Innovative Policies to Reduce Tobacco Use in Big Cities: Boston
By Nikysha Harding, Tobacco Control Program Director
Last November, the Boston Board of Health approved changes proposed by Mayor Martin J. Walsh and the Boston Public Health Commission (BPHC) aimed at addressing vaping and tobacco use among youth in Boston. The amendments prohibit (1) the sale of mint and menthol nicotine and (2) tobacco products in convenience stores. In addition to removing the menthol exemption, the amendments strengthen retailer age compliance checking requirements, requiring all tobacco and nicotine retailers to check ID before sale, regardless of the apparent age of the customer.
“What we are seeing now with the explosive expansion of vaping products risks reversing decades of gains in reducing youth tobacco use,” said Boston Board of Health Chair Manny Lopes. “When it comes to local tobacco control, data shows strong policies work. I believe we are taking important steps to prevent Boston’s youth from entering into a lifetime of nicotine and tobacco dependency.”
The regulatory amendments also seek to address long-standing disparities in tobacco use patterns and associated mortality from diseases such as heart disease, cancer and stroke. BPHC researchers found that among adults in Boston, black adults suffer the greatest burden of tobacco-related mortality of any ethnic or racial group. Tobacco use is a major contributor to the three leading causes of death among African Americans – heart disease, cancer and stroke.
Mayor Walsh asked BPHC staff to present the Board of Health with local public health data and a permanent regulatory response in response to both the long-standing issue of menthol tobacco use as well as the rapidly emerging issue of youth nicotine use and vaping. “I believe that now is the time to act, and I applaud the Board of Health for taking action to ensure Boston has some of the strongest regulations in the country to protect our young people,” said Mayor Walsh. “Teen vaping is an epidemic that is particularly alarming because we know that nicotine use at a young age can have the power to lead to a lifelong dependency. The data is undeniable in showing that these amendments would save lives.”
The proposed amendments were presented at the Board of Health meeting in September. It was followed by resident engagement and a public comment period, which ran from September to November 2019. During that time, 210 total comments were received. Retailers have until June 1, 2020 to implement flavored tobacco restrictions. Flavored nicotine restrictions and other proposed changes go into effect immediately.
Boston continues to be a leader at taking steps at the local level to restrict youth access to tobacco and other nicotine products.

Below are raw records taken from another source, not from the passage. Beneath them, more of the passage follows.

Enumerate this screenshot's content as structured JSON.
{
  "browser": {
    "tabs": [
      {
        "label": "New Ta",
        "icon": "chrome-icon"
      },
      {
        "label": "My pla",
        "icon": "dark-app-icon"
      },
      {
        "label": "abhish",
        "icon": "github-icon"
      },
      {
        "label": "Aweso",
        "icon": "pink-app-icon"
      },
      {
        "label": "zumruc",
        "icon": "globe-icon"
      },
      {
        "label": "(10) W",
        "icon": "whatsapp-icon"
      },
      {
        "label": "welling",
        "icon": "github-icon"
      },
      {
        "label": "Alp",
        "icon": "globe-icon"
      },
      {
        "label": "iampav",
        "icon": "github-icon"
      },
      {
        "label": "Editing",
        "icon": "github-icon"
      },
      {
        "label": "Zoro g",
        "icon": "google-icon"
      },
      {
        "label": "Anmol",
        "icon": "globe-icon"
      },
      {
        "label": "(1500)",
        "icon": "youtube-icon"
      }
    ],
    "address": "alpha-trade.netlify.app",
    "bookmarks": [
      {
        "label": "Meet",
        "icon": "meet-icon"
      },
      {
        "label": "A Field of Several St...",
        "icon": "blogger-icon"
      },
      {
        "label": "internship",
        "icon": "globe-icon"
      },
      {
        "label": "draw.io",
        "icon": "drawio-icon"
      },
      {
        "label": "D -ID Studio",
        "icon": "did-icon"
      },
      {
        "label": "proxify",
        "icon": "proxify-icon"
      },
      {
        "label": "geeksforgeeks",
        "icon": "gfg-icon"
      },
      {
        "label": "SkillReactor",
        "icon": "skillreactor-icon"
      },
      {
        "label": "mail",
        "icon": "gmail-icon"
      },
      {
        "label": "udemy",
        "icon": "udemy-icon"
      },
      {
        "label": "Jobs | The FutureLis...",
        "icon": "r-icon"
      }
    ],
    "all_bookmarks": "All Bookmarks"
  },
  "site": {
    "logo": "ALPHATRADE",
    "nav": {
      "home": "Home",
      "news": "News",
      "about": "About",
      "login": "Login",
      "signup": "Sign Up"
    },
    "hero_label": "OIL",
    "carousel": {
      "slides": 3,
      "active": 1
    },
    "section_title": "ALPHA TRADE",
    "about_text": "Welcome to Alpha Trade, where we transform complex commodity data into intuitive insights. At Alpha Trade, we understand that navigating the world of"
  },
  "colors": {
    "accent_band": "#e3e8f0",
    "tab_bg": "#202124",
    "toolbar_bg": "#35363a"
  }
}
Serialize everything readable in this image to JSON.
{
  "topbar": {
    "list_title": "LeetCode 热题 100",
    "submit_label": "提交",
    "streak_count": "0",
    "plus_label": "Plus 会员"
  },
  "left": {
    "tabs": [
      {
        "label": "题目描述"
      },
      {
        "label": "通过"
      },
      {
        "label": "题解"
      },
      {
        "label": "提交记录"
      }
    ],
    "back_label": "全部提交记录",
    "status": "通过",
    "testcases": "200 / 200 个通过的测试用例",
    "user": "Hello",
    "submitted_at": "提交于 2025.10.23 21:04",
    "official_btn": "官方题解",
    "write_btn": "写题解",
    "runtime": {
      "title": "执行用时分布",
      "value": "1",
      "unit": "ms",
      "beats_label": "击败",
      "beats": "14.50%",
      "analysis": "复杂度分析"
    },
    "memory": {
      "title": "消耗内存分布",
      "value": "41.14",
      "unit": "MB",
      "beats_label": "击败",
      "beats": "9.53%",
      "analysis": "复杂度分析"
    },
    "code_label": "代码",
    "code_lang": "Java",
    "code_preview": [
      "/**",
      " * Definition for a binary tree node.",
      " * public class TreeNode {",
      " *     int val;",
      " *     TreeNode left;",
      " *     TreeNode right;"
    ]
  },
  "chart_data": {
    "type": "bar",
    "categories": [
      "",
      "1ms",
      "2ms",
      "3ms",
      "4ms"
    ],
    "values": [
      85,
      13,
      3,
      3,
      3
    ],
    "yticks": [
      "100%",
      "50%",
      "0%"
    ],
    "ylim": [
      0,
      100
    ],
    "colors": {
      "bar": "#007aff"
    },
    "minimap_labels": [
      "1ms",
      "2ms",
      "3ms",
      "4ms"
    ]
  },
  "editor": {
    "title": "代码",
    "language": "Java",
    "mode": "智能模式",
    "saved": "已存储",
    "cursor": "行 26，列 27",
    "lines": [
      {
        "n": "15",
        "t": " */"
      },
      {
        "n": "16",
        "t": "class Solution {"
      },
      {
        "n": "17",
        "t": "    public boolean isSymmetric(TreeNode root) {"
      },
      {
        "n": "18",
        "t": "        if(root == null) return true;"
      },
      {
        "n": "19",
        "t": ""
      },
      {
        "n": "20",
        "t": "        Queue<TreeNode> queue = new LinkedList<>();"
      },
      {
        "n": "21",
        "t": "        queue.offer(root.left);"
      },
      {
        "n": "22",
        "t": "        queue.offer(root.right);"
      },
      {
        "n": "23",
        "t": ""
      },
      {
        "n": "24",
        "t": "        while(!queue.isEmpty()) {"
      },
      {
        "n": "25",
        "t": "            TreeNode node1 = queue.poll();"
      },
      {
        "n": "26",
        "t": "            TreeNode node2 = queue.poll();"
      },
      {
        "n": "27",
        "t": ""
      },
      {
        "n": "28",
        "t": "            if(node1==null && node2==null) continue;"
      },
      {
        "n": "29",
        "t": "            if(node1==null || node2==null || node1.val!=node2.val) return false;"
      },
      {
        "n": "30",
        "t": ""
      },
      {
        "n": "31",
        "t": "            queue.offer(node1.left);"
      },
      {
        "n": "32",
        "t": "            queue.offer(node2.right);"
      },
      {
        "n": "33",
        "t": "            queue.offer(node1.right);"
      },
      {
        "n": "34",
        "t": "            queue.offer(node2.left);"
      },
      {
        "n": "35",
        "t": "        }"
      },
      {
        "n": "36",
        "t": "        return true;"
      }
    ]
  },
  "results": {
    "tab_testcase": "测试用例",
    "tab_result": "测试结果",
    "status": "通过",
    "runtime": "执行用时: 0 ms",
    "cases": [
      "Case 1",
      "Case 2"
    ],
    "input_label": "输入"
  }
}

In 2011, Boston included e-cigarettes and vaping products, in its regulations, making it among the first jurisdictions in the United States to regulate e-cigarettes and other nicotine products on equal footing with tobacco. In 2015, the Board of Health increased the sales age for nicotine and tobacco products to 21 and restricted the sale of the majority of flavored tobacco and nicotine products to adult-only tobacco retail locations. After the Board’s flavoring restrictions were implemented, Boston public high school current vaping rate decreased from 14.5 percent in 2015 to 5.7 percent in 2017, creating strong evidence of effective policy-making to reduce youth tobacco use and a pathway for other jurisdictions to follow.
To read more in this series of innovations in tobacco policies in big cities, see what Philadelphia did here.